Authorities said the fire, which has destroyed or damaged several homes and other structures, was 49% contained.
Residents and business owners of Idyllwild and Fern Valley can return to their homes and businesses after getting a pass at an evacuation center, said U.S. Forest Service spokeswoman Norma Bailey. Details are available on the U.S. Forest Service incident information website.
Visitors and the general public will be allowed to enter the evacuated areas after 11 p.m.
An evacuation warning for the community of Pine Cove was also lifted, officials said.
Firefighters expect more thunderstorms throughout the day. Though the weather has been helpful, the possibility of flash floods had forced some fire personnel who had been stationed along the fire line to retreat, Lupe said.
According to the National Weather Service, the chance of thunderstorms in the Palm Springs area will continue until Tuesday night. A flash flood watch has been issued and is in effect until Sunday night at 8 p.m.
In the Los Angeles metro area, a slight chance of showers and thunderstorms will remain until Tuesday evening.
“Any rain over the metro area would be fairly light,” said Ryan Kittel, a forecaster with the National Weather Service.
The forecast means the possibility of flooding in Los Angeles County, especially over the San Gabriel Mountains and the eastern part of the Antelope Valley, but no flash flood watches have been issued. The weather should start to dry out by Tuesday.
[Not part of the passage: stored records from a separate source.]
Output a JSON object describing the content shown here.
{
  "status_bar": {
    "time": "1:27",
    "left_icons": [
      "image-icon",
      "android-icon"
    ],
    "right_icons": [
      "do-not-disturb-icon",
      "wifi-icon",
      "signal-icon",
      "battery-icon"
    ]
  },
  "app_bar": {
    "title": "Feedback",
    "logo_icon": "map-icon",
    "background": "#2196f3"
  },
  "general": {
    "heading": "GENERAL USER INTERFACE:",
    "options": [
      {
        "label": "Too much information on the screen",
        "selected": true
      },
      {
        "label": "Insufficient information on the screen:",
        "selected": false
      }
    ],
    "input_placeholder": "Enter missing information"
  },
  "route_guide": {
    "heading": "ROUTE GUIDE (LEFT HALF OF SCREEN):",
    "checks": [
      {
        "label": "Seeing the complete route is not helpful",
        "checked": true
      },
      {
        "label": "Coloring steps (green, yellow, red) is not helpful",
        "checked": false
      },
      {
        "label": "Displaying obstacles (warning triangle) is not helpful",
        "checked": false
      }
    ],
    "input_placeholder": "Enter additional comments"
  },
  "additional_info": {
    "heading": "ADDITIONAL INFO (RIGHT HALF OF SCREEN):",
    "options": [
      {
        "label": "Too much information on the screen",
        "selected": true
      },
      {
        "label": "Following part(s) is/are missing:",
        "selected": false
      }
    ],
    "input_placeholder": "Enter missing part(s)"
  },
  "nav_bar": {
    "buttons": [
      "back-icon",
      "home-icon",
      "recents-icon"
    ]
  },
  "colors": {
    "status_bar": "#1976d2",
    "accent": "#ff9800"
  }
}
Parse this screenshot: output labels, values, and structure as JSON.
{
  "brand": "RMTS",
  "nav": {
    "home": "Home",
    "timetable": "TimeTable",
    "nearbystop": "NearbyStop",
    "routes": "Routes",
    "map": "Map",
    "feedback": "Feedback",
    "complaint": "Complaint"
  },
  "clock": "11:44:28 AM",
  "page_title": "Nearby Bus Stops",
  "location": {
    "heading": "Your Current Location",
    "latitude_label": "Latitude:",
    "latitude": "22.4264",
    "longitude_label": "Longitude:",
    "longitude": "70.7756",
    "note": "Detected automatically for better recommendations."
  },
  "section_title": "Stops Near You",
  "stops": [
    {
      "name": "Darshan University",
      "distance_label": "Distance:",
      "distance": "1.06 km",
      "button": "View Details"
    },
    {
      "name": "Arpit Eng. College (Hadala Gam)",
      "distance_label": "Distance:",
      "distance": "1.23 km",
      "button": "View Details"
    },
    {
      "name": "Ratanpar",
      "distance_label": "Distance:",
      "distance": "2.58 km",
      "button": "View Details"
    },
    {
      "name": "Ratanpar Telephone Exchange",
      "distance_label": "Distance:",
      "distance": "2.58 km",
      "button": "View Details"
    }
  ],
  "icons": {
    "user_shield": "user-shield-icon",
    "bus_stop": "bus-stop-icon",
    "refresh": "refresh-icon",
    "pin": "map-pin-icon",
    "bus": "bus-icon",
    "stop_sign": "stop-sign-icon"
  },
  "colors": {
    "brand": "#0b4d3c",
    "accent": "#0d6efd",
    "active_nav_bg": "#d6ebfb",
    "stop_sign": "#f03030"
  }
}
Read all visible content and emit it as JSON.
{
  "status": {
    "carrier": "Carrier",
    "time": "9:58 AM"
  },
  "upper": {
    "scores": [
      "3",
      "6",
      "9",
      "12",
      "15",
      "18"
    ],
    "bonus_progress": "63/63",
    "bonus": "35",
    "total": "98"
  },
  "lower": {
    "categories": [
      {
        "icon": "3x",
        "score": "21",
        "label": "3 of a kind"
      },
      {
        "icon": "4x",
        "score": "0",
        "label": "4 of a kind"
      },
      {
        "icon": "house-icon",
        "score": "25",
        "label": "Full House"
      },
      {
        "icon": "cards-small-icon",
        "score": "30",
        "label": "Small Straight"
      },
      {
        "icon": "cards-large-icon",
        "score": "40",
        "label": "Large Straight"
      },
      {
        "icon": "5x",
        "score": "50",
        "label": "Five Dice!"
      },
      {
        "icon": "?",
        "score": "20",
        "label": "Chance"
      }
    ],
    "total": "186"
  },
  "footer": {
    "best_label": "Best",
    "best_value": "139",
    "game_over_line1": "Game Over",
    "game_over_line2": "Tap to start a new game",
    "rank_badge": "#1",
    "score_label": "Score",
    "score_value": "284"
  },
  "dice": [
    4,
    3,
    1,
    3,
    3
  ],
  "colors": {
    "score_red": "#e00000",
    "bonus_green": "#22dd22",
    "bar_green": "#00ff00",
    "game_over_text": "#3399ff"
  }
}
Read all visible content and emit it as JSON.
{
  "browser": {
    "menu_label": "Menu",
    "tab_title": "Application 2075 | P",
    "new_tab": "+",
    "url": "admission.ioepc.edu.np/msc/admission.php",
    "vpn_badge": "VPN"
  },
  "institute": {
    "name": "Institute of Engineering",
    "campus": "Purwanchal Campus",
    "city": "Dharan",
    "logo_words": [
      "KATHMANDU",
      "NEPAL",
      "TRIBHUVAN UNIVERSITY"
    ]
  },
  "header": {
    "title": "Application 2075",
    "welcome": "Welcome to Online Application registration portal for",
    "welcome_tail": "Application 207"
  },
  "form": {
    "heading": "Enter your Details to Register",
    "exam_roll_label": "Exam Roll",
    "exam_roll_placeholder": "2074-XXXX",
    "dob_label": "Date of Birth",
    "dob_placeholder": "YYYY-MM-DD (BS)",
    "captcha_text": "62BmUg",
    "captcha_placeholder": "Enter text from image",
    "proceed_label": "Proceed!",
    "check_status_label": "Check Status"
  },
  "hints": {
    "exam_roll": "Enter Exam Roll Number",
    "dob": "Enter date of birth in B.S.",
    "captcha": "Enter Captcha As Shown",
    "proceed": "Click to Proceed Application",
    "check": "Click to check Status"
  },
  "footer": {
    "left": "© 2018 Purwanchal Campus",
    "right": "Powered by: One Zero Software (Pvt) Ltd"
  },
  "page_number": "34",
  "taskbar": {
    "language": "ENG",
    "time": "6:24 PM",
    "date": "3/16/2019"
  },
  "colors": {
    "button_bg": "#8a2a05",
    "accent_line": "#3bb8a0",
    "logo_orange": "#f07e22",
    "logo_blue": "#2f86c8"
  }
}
Twitter: @PalomaEsquivelCopyright © 2015, Los Angeles Times